Until now Gravatar has just been a way for you to use one avatar across the web. It’s worked well and allowed millions of sites to grab avatars to use in comments, forums etc. without forcing the user to upload a photo every time.
Today Automattic (the company behind WordPress) has announced an upgrade that turns your gravatar account into a profile page complete with links to your various other profiles. Not unlike many an online business card.
“What if you could attach more of yourself to it to better represent your style, flair, and personality not just with more photos but with links to all the cool stuff you’re doing around the web. That’s what Gravatar profiles are.” writes Beau Lebens on the wordpress.com blog.

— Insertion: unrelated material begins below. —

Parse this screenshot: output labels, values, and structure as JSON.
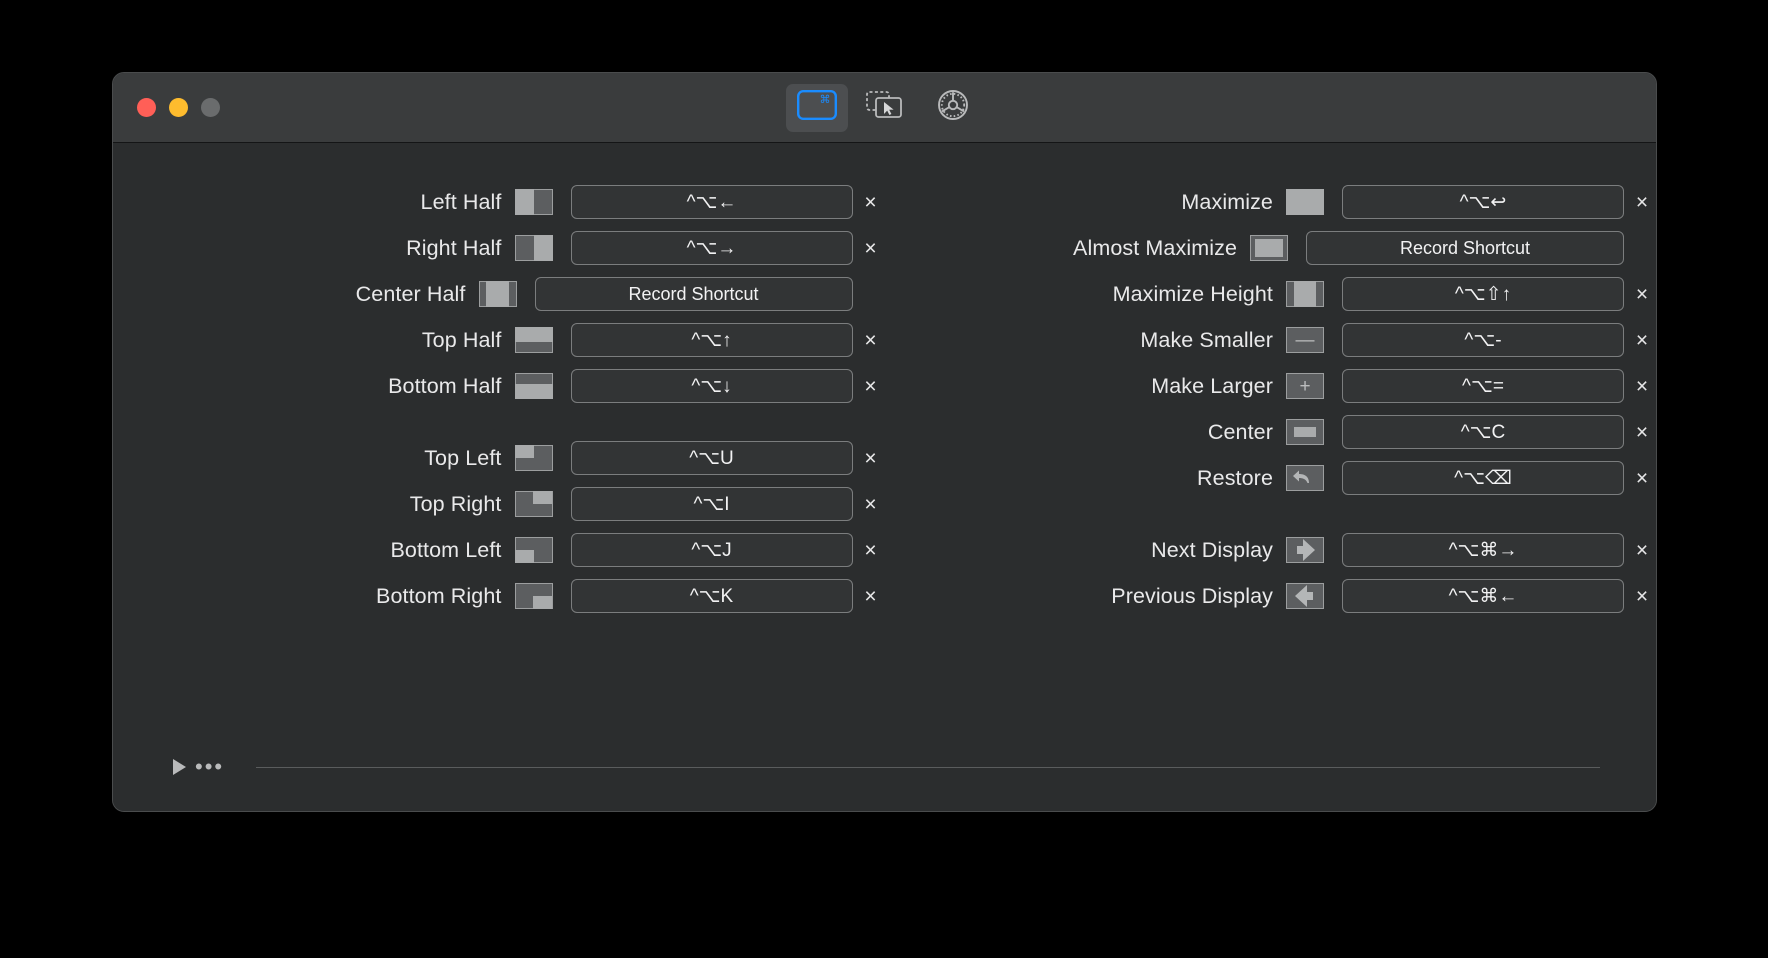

So what do you get? Currently, it’s a pretty standard profile page. You get a gorgeously minimalist design (with vanity URL to accompany it), a gallery of photos, contact details, connections with your other (verified) profile pages as well as a number of personal links. Connecting your account to youR various other profiles (Digg, twitter, Facebook) works better than any other social profile I’ve come across including Google Buzz which tries to do the same, but fails miserably.
The real story here though is whether Automattic is seriously considering turning Gravatar into the next Social Networking behemoth or whether this is merely a small move to make Gravatar profiles more useful. The answer very much depends on whether you consider public profile pages as significant an element of a modern day social network as I do.
“All profiles will become public for everyone” the announcement post points out. This is not optional.
This means that there will be at least 18 million 22 million new public profile pages on the web for every WordPress.com publisher (as of November 2009) plus 9.7 million active installations of the WordPress.org software, many of which are also likely to have a gravatar.com account (to put this in perspective, twitter reportedly has 75m users, but only 17% of those accounts are actively used.)
This reminds me of when Google initially announced steps to develop its profile pages and I wrote a post describing how Google were in fact building a “Social Network under our very noses.” I was criticized back then, but one look at Google Buzz should prove that for once, I was right. But where Google has apps, what has Gravatar got? Blogs.
Gravatar has the backing of millions of blogs, plus an activity stream that could potentially be filled with comments left on millions of websites, favorited sites, favorited stories, recently read stories and more. Of course then there’s the potential to import activity from other sites, Flickr, Twitter etc. too.
This isn’t entirely a new idea either. In many respects what you see before you is Automattic’s counter move to Disqus who have gradually replaced WordPress comments on many popular blogs and have also been slowly building a social network under our very noses.
So what say you? How significant is this?